▶ **What to work on**: Your output should repeat each record below with no differences.

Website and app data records
======
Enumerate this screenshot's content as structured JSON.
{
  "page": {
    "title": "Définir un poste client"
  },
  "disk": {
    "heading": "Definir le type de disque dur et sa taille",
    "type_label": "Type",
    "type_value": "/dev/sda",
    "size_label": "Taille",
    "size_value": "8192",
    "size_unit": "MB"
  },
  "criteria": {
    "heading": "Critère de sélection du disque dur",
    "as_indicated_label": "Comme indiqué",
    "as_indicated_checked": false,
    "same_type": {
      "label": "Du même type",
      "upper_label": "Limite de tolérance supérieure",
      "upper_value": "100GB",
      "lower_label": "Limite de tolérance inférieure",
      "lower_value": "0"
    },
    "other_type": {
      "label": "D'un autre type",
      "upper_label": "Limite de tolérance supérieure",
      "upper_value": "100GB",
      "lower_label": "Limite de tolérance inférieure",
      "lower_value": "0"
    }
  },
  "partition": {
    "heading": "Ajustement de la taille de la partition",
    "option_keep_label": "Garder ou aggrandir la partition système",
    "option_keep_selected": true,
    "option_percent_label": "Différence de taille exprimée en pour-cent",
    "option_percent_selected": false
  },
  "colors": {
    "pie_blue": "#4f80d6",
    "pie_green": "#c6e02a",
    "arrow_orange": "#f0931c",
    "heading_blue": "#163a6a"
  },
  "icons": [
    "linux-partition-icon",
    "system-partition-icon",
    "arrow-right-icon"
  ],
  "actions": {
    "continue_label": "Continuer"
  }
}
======
▶ **Response to the exercise**:
Enumerate this screenshot's content as structured JSON.
{
  "page": {
    "title": "Définir un poste client"
  },
  "disk": {
    "heading": "Definir le type de disque dur et sa taille",
    "type_label": "Type",
    "type_value": "/dev/sda",
    "size_label": "Taille",
    "size_value": "8192",
    "size_unit": "MB"
  },
  "criteria": {
    "heading": "Critère de sélection du disque dur",
    "as_indicated_label": "Comme indiqué",
    "as_indicated_checked": false,
    "same_type": {
      "label": "Du même type",
      "upper_label": "Limite de tolérance supérieure",
      "upper_value": "100GB",
      "lower_label": "Limite de tolérance inférieure",
      "lower_value": "0"
    },
    "other_type": {
      "label": "D'un autre type",
      "upper_label": "Limite de tolérance supérieure",
      "upper_value": "100GB",
      "lower_label": "Limite de tolérance inférieure",
      "lower_value": "0"
    }
  },
  "partition": {
    "heading": "Ajustement de la taille de la partition",
    "option_keep_label": "Garder ou aggrandir la partition système",
    "option_keep_selected": true,
    "option_percent_label": "Différence de taille exprimée en pour-cent",
    "option_percent_selected": false
  },
  "colors": {
    "pie_blue": "#4f80d6",
    "pie_green": "#c6e02a",
    "arrow_orange": "#f0931c",
    "heading_blue": "#163a6a"
  },
  "icons": [
    "linux-partition-icon",
    "system-partition-icon",
    "arrow-right-icon"
  ],
  "actions": {
    "continue_label": "Continuer"
  }
}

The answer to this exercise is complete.